As Maddon points out, from a manager's perspective, it is far easier to do this with a younger player on the way up than with a veteran. It becomes difficult to teach an old dog new tricks, right? In this vein, Bryant, 24, and Baez, 23, are perfect. To them, maintaining an array of broken-in gloves for different positions is a perfectly normal way to live an MLB life.
"If you try to get them to do that four years from now it might be difficult," Maddon concedes. "But if they come in young doing this thing and get it to become part of their fabric and understand how it helps the group, you've got something."
You better believe that other clubs are taking notes. It's a copycat sport, and who wouldn't want to emulate the Cubs right now?
Maddon first laid eyes on Baez in Puerto Rico when he visited two winters ago after accepting the Chicago job. He watched Baez make some slick plays in the infield and immediately knew that the Cubs would be a better team with Baez around.
This October, everyone is seeing that. He smashed a key home run against San Francisco and made several highlight-reel plays in the field during the division series.

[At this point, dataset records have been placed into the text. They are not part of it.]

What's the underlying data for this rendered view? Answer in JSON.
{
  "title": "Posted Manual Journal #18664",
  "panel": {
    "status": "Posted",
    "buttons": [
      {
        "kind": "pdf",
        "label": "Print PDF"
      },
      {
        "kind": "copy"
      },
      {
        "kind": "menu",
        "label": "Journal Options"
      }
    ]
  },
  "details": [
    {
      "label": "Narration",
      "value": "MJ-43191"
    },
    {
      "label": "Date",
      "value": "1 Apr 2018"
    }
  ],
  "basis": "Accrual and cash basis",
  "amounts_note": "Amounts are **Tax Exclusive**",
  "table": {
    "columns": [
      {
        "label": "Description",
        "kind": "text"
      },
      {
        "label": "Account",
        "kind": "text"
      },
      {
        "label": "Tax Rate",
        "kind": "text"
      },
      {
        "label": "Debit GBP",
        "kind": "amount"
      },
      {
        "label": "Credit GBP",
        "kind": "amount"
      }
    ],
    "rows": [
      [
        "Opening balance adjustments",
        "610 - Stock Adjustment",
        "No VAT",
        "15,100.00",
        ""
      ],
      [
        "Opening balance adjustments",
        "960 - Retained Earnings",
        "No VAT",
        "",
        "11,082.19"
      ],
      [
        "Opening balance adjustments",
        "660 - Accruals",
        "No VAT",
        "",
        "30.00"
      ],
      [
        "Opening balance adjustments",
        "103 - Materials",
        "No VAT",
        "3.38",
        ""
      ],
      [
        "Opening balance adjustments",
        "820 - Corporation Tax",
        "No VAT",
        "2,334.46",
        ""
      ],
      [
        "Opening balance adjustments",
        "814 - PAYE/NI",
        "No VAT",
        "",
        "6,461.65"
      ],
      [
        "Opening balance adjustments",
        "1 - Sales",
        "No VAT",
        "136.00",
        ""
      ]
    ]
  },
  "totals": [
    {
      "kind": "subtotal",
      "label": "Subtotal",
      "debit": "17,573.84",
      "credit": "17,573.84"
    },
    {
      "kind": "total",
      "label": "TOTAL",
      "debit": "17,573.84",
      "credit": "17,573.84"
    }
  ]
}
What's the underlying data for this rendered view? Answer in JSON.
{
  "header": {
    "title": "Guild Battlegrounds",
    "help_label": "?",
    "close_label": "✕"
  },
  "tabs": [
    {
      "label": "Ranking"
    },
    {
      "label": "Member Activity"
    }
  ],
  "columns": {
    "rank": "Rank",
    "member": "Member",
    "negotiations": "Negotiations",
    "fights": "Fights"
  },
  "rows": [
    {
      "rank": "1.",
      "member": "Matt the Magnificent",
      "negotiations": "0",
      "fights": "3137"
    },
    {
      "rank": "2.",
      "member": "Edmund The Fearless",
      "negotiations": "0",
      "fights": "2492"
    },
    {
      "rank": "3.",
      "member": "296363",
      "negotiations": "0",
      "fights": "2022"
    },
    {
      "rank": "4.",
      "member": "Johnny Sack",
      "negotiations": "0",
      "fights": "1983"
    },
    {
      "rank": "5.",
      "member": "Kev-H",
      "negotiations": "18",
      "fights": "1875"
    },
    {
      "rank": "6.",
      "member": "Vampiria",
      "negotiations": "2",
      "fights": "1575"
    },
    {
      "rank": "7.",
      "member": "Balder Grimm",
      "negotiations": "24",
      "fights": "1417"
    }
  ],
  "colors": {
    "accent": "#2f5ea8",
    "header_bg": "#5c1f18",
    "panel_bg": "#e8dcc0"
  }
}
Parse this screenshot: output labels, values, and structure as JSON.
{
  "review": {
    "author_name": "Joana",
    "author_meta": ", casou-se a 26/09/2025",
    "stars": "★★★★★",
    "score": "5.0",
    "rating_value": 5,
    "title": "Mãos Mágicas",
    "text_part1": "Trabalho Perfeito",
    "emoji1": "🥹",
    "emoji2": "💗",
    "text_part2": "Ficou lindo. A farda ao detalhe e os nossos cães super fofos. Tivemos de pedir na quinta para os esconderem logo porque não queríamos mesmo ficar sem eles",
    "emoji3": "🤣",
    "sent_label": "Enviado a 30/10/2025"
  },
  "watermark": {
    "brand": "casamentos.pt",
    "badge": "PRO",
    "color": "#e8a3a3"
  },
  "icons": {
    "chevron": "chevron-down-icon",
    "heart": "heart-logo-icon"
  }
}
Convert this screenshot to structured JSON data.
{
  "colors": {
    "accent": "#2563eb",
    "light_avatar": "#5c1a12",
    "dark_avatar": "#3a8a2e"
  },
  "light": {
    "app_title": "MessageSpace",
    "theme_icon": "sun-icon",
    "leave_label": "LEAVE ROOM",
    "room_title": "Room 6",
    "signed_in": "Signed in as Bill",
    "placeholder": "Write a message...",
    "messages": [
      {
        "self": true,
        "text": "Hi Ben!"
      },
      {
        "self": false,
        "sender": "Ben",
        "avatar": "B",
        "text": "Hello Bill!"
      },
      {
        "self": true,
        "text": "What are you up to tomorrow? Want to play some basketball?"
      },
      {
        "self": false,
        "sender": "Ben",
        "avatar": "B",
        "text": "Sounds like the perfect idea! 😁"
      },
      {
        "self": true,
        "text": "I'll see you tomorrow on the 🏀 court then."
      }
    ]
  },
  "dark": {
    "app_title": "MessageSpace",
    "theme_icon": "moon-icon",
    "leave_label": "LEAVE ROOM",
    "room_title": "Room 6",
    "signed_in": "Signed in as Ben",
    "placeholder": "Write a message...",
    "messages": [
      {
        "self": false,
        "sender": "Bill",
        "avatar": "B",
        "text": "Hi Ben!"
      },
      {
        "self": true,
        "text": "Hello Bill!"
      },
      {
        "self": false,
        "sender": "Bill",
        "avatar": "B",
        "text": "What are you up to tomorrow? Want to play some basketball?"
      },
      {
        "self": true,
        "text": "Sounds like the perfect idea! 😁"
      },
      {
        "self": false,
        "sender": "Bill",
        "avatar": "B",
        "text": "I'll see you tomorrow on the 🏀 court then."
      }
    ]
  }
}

Against the Dodgers in Game 1 of this NL Championship Series, he created a run all by himself with a hustle double, a dash to third on a wild pitch and then a breathtaking steal of home. In Game 2, he alertly let a line drive skip on the ground in front of him, instead of catching it, to start a double play.
"He's just a unique talent," Maddon says, noting that it is only a select few players who possess it in any sport, like Magic Johnson, one of the Dodgers' owners and the former NBA great.
"Some of your greater running backs," he continues. "They just have this vision. They see things. He sees things. And that's why he's so good."
It's also why it will be so difficult for rival clubs to duplicate what the Cubs have right now. It is an exquisitely rare mix of vision, talent, unselfishness and a willingness by all to do things for the good of the team.
"There are so many guys in the league who could do it if they put their mind to it," says Zobrist, one of the pioneers of the trade. "But some guys don't."
Among other things, Zobrist says, versatility not only helps the team, it can improve a player's individual stock. Case in point: himself.
"Teams were looking at me not just as a second baseman or outfielder, but both," says Zobrist, who emerged as one of the more desired players on the market last winter. "So several different teams were talking to me, saying we want you to do this or we want you to do this. They were putting offers on the table for various positions.
"If that opens up your opportunities, that's what's going to enable guys to make more money in free agency, too."
So far, it has worked wonders for Bryant.
"I feel like it kind of keeps me on my toes in terms of moving around," Bryant says. "It keeps you fresh at third base. I feel like this game is so monotonous, it's the same thing over and over every day. So I feel like for me to move around to left field, third base, first base, right field, it kind of makes me wake up a little bit."
"It's a great model," the Padres' Green says. "Joe's proven to be a trendsetter in the game in recent years. He was shifting before anybody else was shifting. You look back 20, 30 years at the way Tony La Russa managed the bullpen; now everybody is using their bullpen that way.
"Now, moving guys around the diamond, if you have the pieces to do that, it's a concept I wouldn't shy away from at all. But until you get that caliber of athlete all over the diamond where you've got a Javy Baez and a Ben Zobrist and a Kris Bryant, the rest of us are just pretending."
Scott Miller covers Major League Baseball as a national columnist for Bleacher Report. Follow Scott on Twitter and talk baseball.